8. If you pour a bottle of red ink into the sea, it will become ‘present’ but it will also very quickly lose its distinctiveness as red ink. A theology of public presence will also need to establish some boundaries. What is poured out into the world must be gelatinous enough, viscose enough, gooey enough not to lose all shape and identity. The nature of any priestly ‘mediation’ will need to be defined. Presence, for all its slowness, still needs a sense of direction.
The ‘B’ word
If that was all largely theoretical, here are some more practical suggestions for how we live out a theology of public presence.
Be there: it may simply be that we have had to learn the hard way by going right back to square one, but I think that we must get it into our heads that being there is far more important than doing things; we have tried to arrange ‘events’ that haven’t come off and as a result we were simply left there with nothing to do – except buy a few drinks and talk to people.
Be consistent: I don’t think we will get very far if we regard this as a means to an end; it may be that church-like gatherings will emerge out of this sort of public presence, but I would suggest that the long-term objective is still just to be there, a puzzling, godly presence in people’s lives. In my view, the overriding need at this point is for the church to regain trust (relationally, ethically, intellectually) – which means that the church must become trustworthy (relationally, ethically, intellectually), and this takes time.
Be accessible, open, friendly: again, we have sometimes felt torn between doing something that we had planned and responding to whatever happens relationally on the night.
Be honest: this is hard – Christians can get very secretive and underhand in their relations with the world. We are looking for a ‘discourse of faith’ that works both amongst believers and between believers and non-believers. We don’t want to be perceived as having ulterior motives, a hidden agenda. As it is, I feel uncomfortable writing even in such very general and vague terms about what we have been doing: I don’t really want to treat these friendships as an experiment in mission, create a meta-dialogue around them from which the people themselves are excluded.
Be underwhelming: we have rarely had more than ten or twelve of us round a table: I would like to see it grow, and there may also be ways of bringing a larger group (from an established church, for example) into this sort of environment on a regular basis, but for now I suspect a larger group would disturb the fine balance between inward and outward relationships: either the group would close in upon itself and become a clique (get too many Christians together and they will stop talking normally and start speaking their own peculiar religious language) or it would become a rather overbearing, disruptive Christian presence. Perhaps we just need fragments of Christian community that will feel incomplete until they have connected with people around them.

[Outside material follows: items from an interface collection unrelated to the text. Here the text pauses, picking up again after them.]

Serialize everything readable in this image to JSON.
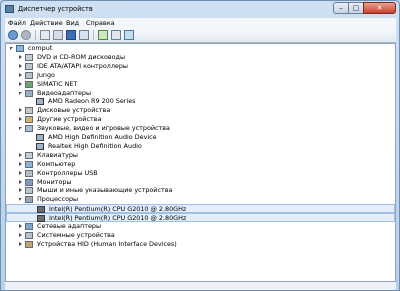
{
  "window": {
    "title": "Диспетчер устройств"
  },
  "titlebar": {
    "min": "–",
    "max": "□",
    "close": "✕"
  },
  "menu": [
    "Файл",
    "Действие",
    "Вид",
    "Справка"
  ],
  "toolbar": {
    "icons": [
      "back-icon",
      "forward-icon",
      "properties-icon",
      "help-icon",
      "update-driver-icon",
      "scan-icon",
      "uninstall-icon",
      "disable-icon"
    ]
  },
  "tree": {
    "root": "comput",
    "categories": [
      {
        "label": "DVD и CD-ROM дисководы",
        "expanded": false
      },
      {
        "label": "IDE ATA/ATAPI контроллеры",
        "expanded": false
      },
      {
        "label": "Jungo",
        "expanded": false
      },
      {
        "label": "SIMATIC NET",
        "expanded": false
      },
      {
        "label": "Видеоадаптеры",
        "expanded": true,
        "children": [
          "AMD Radeon R9 200 Series"
        ]
      },
      {
        "label": "Дисковые устройства",
        "expanded": false
      },
      {
        "label": "Другие устройства",
        "expanded": false
      },
      {
        "label": "Звуковые, видео и игровые устройства",
        "expanded": true,
        "children": [
          "AMD High Definition Audio Device",
          "Realtek High Definition Audio"
        ]
      },
      {
        "label": "Клавиатуры",
        "expanded": false
      },
      {
        "label": "Компьютер",
        "expanded": false
      },
      {
        "label": "Контроллеры USB",
        "expanded": false
      },
      {
        "label": "Мониторы",
        "expanded": false
      },
      {
        "label": "Мыши и иные указывающие устройства",
        "expanded": false
      },
      {
        "label": "Процессоры",
        "expanded": true,
        "children": [
          "Intel(R) Pentium(R) CPU G2010 @ 2.80GHz",
          "Intel(R) Pentium(R) CPU G2010 @ 2.80GHz"
        ]
      },
      {
        "label": "Сетевые адаптеры",
        "expanded": false
      },
      {
        "label": "Системные устройства",
        "expanded": false
      },
      {
        "label": "Устройства HID (Human Interface Devices)",
        "expanded": false
      }
    ]
  }
}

Be creative: we are always on the look out for creative ways of stimulating thought, engaging people in conversations, discussions: for example, we passed round some questionnaires on personal happiness that elicited some interesting responses, opened some windows into people’s lives; we’re thinking about planning an evening of short entertainment items with some of the regulars. This will be a big part of the challenge – finding the paths that will get people walking across a spiritual landscape.